Data records for software interfaces
===

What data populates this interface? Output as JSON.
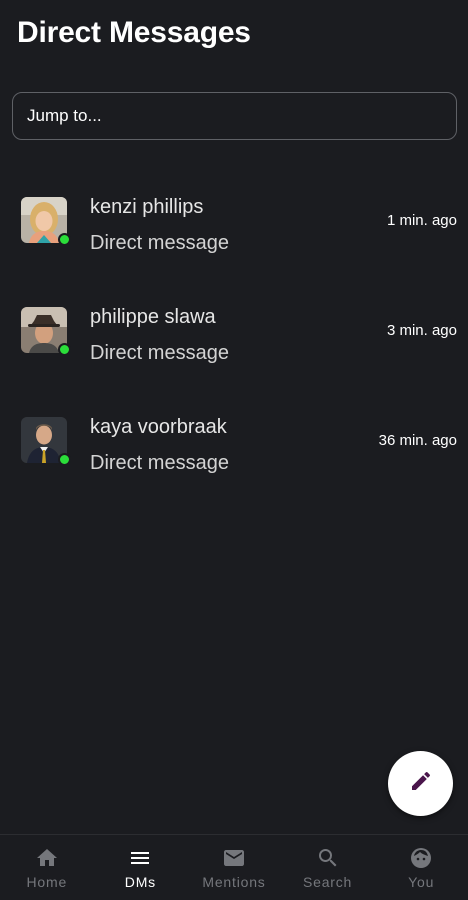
{
  "header": {
    "title": "Direct Messages"
  },
  "search": {
    "placeholder": "Jump to..."
  },
  "conversations": [
    {
      "name": "kenzi phillips",
      "subtitle": "Direct message",
      "time": "1 min. ago",
      "online": true
    },
    {
      "name": "philippe slawa",
      "subtitle": "Direct message",
      "time": "3 min. ago",
      "online": true
    },
    {
      "name": "kaya voorbraak",
      "subtitle": "Direct message",
      "time": "36 min. ago",
      "online": true
    }
  ],
  "tabs": [
    {
      "label": "Home",
      "icon": "home-icon",
      "active": false
    },
    {
      "label": "DMs",
      "icon": "menu-icon",
      "active": true
    },
    {
      "label": "Mentions",
      "icon": "mail-icon",
      "active": false
    },
    {
      "label": "Search",
      "icon": "search-icon",
      "active": false
    },
    {
      "label": "You",
      "icon": "face-icon",
      "active": false
    }
  ],
  "colors": {
    "background": "#1b1c20",
    "presence": "#2bde3a",
    "fab_icon": "#4a154b",
    "tab_inactive": "#75777c",
    "tab_active": "#ffffff"
  }
}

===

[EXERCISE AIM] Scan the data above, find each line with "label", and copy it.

[RESPONSE TO THIS TASK]
      "label": "Home",
      "label": "DMs",
      "label": "Mentions",
      "label": "Search",
      "label": "You",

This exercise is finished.